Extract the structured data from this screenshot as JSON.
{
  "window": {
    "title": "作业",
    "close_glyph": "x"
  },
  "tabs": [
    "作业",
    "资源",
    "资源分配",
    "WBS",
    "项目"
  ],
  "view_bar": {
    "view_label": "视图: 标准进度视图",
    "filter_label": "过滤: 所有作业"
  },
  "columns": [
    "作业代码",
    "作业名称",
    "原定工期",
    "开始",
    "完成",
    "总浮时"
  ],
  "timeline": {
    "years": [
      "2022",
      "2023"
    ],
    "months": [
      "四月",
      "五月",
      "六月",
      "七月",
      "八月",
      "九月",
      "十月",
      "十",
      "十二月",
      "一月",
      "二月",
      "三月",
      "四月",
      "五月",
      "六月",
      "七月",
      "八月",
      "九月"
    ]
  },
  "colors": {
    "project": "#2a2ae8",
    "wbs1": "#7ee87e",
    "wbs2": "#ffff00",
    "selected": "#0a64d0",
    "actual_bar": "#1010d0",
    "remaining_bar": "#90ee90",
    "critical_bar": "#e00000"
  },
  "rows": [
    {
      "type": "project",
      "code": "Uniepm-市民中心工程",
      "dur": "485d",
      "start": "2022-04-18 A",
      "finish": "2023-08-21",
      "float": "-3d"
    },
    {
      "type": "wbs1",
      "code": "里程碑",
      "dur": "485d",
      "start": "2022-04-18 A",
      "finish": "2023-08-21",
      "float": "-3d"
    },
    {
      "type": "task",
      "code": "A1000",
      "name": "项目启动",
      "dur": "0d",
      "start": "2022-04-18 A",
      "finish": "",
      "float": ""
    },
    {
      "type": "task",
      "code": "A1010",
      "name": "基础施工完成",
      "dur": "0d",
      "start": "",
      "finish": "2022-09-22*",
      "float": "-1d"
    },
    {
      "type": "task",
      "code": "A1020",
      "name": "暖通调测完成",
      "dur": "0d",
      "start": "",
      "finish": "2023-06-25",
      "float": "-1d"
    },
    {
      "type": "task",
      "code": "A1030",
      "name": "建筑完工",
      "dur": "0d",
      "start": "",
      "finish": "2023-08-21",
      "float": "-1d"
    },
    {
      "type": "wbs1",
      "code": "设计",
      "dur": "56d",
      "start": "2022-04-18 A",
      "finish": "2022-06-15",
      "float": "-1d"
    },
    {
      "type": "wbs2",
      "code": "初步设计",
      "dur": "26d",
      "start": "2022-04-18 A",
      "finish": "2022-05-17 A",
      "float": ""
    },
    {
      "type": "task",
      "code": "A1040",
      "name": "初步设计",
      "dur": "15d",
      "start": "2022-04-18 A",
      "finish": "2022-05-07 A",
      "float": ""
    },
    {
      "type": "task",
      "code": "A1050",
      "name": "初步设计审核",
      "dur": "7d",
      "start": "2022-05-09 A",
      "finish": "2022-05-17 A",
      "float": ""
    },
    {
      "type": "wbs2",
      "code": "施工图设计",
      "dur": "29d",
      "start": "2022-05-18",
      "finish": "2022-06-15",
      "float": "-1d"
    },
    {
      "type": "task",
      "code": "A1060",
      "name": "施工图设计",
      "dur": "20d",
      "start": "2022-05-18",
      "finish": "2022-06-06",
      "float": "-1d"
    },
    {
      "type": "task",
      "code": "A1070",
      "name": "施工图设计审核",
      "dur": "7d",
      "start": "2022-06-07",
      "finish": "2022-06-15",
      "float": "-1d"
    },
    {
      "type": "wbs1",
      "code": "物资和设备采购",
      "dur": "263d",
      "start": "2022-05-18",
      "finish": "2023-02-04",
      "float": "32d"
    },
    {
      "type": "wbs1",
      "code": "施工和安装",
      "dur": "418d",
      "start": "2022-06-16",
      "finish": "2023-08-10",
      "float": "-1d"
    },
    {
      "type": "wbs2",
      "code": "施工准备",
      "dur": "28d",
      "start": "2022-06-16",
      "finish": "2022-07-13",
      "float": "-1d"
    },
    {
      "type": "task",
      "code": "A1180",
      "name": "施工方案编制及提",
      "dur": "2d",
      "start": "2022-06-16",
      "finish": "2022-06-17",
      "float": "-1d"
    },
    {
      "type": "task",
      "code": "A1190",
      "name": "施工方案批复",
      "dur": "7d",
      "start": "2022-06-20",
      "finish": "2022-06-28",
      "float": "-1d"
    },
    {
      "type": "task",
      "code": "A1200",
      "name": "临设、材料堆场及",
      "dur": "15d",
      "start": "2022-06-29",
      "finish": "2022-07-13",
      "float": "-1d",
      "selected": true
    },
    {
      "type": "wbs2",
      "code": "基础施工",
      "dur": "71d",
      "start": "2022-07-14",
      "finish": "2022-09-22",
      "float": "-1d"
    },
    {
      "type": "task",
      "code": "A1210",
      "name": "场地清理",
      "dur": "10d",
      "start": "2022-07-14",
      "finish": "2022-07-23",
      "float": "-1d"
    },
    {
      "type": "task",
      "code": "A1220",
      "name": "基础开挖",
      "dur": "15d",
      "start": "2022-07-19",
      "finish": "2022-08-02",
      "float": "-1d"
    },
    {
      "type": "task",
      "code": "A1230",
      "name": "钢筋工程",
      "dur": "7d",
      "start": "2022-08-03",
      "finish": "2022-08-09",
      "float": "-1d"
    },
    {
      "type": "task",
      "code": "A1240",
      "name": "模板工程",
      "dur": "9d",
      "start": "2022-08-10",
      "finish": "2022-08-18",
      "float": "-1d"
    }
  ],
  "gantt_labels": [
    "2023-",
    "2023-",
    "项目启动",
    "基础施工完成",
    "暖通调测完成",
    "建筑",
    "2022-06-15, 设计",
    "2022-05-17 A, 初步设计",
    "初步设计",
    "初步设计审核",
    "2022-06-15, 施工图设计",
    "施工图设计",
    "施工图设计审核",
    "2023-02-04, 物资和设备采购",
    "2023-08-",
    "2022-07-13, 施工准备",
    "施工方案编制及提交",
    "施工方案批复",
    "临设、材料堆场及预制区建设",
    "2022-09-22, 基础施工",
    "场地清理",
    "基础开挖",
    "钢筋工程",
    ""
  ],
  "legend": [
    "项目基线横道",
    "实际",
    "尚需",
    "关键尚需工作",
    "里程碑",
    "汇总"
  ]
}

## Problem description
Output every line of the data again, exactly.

## Solution for this task
Extract the structured data from this screenshot as JSON.
{
  "window": {
    "title": "作业",
    "close_glyph": "x"
  },
  "tabs": [
    "作业",
    "资源",
    "资源分配",
    "WBS",
    "项目"
  ],
  "view_bar": {
    "view_label": "视图: 标准进度视图",
    "filter_label": "过滤: 所有作业"
  },
  "columns": [
    "作业代码",
    "作业名称",
    "原定工期",
    "开始",
    "完成",
    "总浮时"
  ],
  "timeline": {
    "years": [
      "2022",
      "2023"
    ],
    "months": [
      "四月",
      "五月",
      "六月",
      "七月",
      "八月",
      "九月",
      "十月",
      "十",
      "十二月",
      "一月",
      "二月",
      "三月",
      "四月",
      "五月",
      "六月",
      "七月",
      "八月",
      "九月"
    ]
  },
  "colors": {
    "project": "#2a2ae8",
    "wbs1": "#7ee87e",
    "wbs2": "#ffff00",
    "selected": "#0a64d0",
    "actual_bar": "#1010d0",
    "remaining_bar": "#90ee90",
    "critical_bar": "#e00000"
  },
  "rows": [
    {
      "type": "project",
      "code": "Uniepm-市民中心工程",
      "dur": "485d",
      "start": "2022-04-18 A",
      "finish": "2023-08-21",
      "float": "-3d"
    },
    {
      "type": "wbs1",
      "code": "里程碑",
      "dur": "485d",
      "start": "2022-04-18 A",
      "finish": "2023-08-21",
      "float": "-3d"
    },
    {
      "type": "task",
      "code": "A1000",
      "name": "项目启动",
      "dur": "0d",
      "start": "2022-04-18 A",
      "finish": "",
      "float": ""
    },
    {
      "type": "task",
      "code": "A1010",
      "name": "基础施工完成",
      "dur": "0d",
      "start": "",
      "finish": "2022-09-22*",
      "float": "-1d"
    },
    {
      "type": "task",
      "code": "A1020",
      "name": "暖通调测完成",
      "dur": "0d",
      "start": "",
      "finish": "2023-06-25",
      "float": "-1d"
    },
    {
      "type": "task",
      "code": "A1030",
      "name": "建筑完工",
      "dur": "0d",
      "start": "",
      "finish": "2023-08-21",
      "float": "-1d"
    },
    {
      "type": "wbs1",
      "code": "设计",
      "dur": "56d",
      "start": "2022-04-18 A",
      "finish": "2022-06-15",
      "float": "-1d"
    },
    {
      "type": "wbs2",
      "code": "初步设计",
      "dur": "26d",
      "start": "2022-04-18 A",
      "finish": "2022-05-17 A",
      "float": ""
    },
    {
      "type": "task",
      "code": "A1040",
      "name": "初步设计",
      "dur": "15d",
      "start": "2022-04-18 A",
      "finish": "2022-05-07 A",
      "float": ""
    },
    {
      "type": "task",
      "code": "A1050",
      "name": "初步设计审核",
      "dur": "7d",
      "start": "2022-05-09 A",
      "finish": "2022-05-17 A",
      "float": ""
    },
    {
      "type": "wbs2",
      "code": "施工图设计",
      "dur": "29d",
      "start": "2022-05-18",
      "finish": "2022-06-15",
      "float": "-1d"
    },
    {
      "type": "task",
      "code": "A1060",
      "name": "施工图设计",
      "dur": "20d",
      "start": "2022-05-18",
      "finish": "2022-06-06",
      "float": "-1d"
    },
    {
      "type": "task",
      "code": "A1070",
      "name": "施工图设计审核",
      "dur": "7d",
      "start": "2022-06-07",
      "finish": "2022-06-15",
      "float": "-1d"
    },
    {
      "type": "wbs1",
      "code": "物资和设备采购",
      "dur": "263d",
      "start": "2022-05-18",
      "finish": "2023-02-04",
      "float": "32d"
    },
    {
      "type": "wbs1",
      "code": "施工和安装",
      "dur": "418d",
      "start": "2022-06-16",
      "finish": "2023-08-10",
      "float": "-1d"
    },
    {
      "type": "wbs2",
      "code": "施工准备",
      "dur": "28d",
      "start": "2022-06-16",
      "finish": "2022-07-13",
      "float": "-1d"
    },
    {
      "type": "task",
      "code": "A1180",
      "name": "施工方案编制及提",
      "dur": "2d",
      "start": "2022-06-16",
      "finish": "2022-06-17",
      "float": "-1d"
    },
    {
      "type": "task",
      "code": "A1190",
      "name": "施工方案批复",
      "dur": "7d",
      "start": "2022-06-20",
      "finish": "2022-06-28",
      "float": "-1d"
    },
    {
      "type": "task",
      "code": "A1200",
      "name": "临设、材料堆场及",
      "dur": "15d",
      "start": "2022-06-29",
      "finish": "2022-07-13",
      "float": "-1d",
      "selected": true
    },
    {
      "type": "wbs2",
      "code": "基础施工",
      "dur": "71d",
      "start": "2022-07-14",
      "finish": "2022-09-22",
      "float": "-1d"
    },
    {
      "type": "task",
      "code": "A1210",
      "name": "场地清理",
      "dur": "10d",
      "start": "2022-07-14",
      "finish": "2022-07-23",
      "float": "-1d"
    },
    {
      "type": "task",
      "code": "A1220",
      "name": "基础开挖",
      "dur": "15d",
      "start": "2022-07-19",
      "finish": "2022-08-02",
      "float": "-1d"
    },
    {
      "type": "task",
      "code": "A1230",
      "name": "钢筋工程",
      "dur": "7d",
      "start": "2022-08-03",
      "finish": "2022-08-09",
      "float": "-1d"
    },
    {
      "type": "task",
      "code": "A1240",
      "name": "模板工程",
      "dur": "9d",
      "start": "2022-08-10",
      "finish": "2022-08-18",
      "float": "-1d"
    }
  ],
  "gantt_labels": [
    "2023-",
    "2023-",
    "项目启动",
    "基础施工完成",
    "暖通调测完成",
    "建筑",
    "2022-06-15, 设计",
    "2022-05-17 A, 初步设计",
    "初步设计",
    "初步设计审核",
    "2022-06-15, 施工图设计",
    "施工图设计",
    "施工图设计审核",
    "2023-02-04, 物资和设备采购",
    "2023-08-",
    "2022-07-13, 施工准备",
    "施工方案编制及提交",
    "施工方案批复",
    "临设、材料堆场及预制区建设",
    "2022-09-22, 基础施工",
    "场地清理",
    "基础开挖",
    "钢筋工程",
    ""
  ],
  "legend": [
    "项目基线横道",
    "实际",
    "尚需",
    "关键尚需工作",
    "里程碑",
    "汇总"
  ]
}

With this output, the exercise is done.